WORK TASK: For each line below, write it out exactly as it appears.

EXTRACTED INFORMATION:
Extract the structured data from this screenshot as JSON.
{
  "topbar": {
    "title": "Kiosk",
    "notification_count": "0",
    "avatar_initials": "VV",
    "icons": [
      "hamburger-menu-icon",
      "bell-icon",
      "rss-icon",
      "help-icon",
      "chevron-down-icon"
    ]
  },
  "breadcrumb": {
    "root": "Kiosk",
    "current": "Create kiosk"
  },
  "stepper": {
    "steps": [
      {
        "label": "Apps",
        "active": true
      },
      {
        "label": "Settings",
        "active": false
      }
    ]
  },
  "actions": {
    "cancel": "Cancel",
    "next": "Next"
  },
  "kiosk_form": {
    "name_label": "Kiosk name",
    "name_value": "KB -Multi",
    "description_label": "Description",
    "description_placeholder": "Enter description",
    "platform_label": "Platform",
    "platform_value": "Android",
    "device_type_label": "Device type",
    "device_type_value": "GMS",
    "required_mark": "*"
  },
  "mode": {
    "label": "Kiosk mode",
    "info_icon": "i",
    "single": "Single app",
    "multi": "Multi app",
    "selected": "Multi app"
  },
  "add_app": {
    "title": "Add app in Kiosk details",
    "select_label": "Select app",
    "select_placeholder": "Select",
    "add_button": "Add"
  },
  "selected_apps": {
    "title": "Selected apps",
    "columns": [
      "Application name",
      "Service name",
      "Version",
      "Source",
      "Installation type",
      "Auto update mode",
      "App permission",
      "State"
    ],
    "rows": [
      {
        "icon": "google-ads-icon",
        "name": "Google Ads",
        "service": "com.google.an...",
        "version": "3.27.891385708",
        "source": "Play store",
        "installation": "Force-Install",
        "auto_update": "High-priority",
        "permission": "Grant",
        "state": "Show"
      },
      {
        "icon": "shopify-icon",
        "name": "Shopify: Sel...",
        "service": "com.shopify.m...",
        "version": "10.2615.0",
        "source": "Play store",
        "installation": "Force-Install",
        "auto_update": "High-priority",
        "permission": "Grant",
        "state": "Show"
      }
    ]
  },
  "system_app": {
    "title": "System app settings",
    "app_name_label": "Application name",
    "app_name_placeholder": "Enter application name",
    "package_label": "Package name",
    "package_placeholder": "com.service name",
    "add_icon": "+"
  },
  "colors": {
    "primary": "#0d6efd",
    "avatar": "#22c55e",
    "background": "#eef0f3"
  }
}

TASK ANSWER:
Extract the structured data from this screenshot as JSON.
{
  "topbar": {
    "title": "Kiosk",
    "notification_count": "0",
    "avatar_initials": "VV",
    "icons": [
      "hamburger-menu-icon",
      "bell-icon",
      "rss-icon",
      "help-icon",
      "chevron-down-icon"
    ]
  },
  "breadcrumb": {
    "root": "Kiosk",
    "current": "Create kiosk"
  },
  "stepper": {
    "steps": [
      {
        "label": "Apps",
        "active": true
      },
      {
        "label": "Settings",
        "active": false
      }
    ]
  },
  "actions": {
    "cancel": "Cancel",
    "next": "Next"
  },
  "kiosk_form": {
    "name_label": "Kiosk name",
    "name_value": "KB -Multi",
    "description_label": "Description",
    "description_placeholder": "Enter description",
    "platform_label": "Platform",
    "platform_value": "Android",
    "device_type_label": "Device type",
    "device_type_value": "GMS",
    "required_mark": "*"
  },
  "mode": {
    "label": "Kiosk mode",
    "info_icon": "i",
    "single": "Single app",
    "multi": "Multi app",
    "selected": "Multi app"
  },
  "add_app": {
    "title": "Add app in Kiosk details",
    "select_label": "Select app",
    "select_placeholder": "Select",
    "add_button": "Add"
  },
  "selected_apps": {
    "title": "Selected apps",
    "columns": [
      "Application name",
      "Service name",
      "Version",
      "Source",
      "Installation type",
      "Auto update mode",
      "App permission",
      "State"
    ],
    "rows": [
      {
        "icon": "google-ads-icon",
        "name": "Google Ads",
        "service": "com.google.an...",
        "version": "3.27.891385708",
        "source": "Play store",
        "installation": "Force-Install",
        "auto_update": "High-priority",
        "permission": "Grant",
        "state": "Show"
      },
      {
        "icon": "shopify-icon",
        "name": "Shopify: Sel...",
        "service": "com.shopify.m...",
        "version": "10.2615.0",
        "source": "Play store",
        "installation": "Force-Install",
        "auto_update": "High-priority",
        "permission": "Grant",
        "state": "Show"
      }
    ]
  },
  "system_app": {
    "title": "System app settings",
    "app_name_label": "Application name",
    "app_name_placeholder": "Enter application name",
    "package_label": "Package name",
    "package_placeholder": "com.service name",
    "add_icon": "+"
  },
  "colors": {
    "primary": "#0d6efd",
    "avatar": "#22c55e",
    "background": "#eef0f3"
  }
}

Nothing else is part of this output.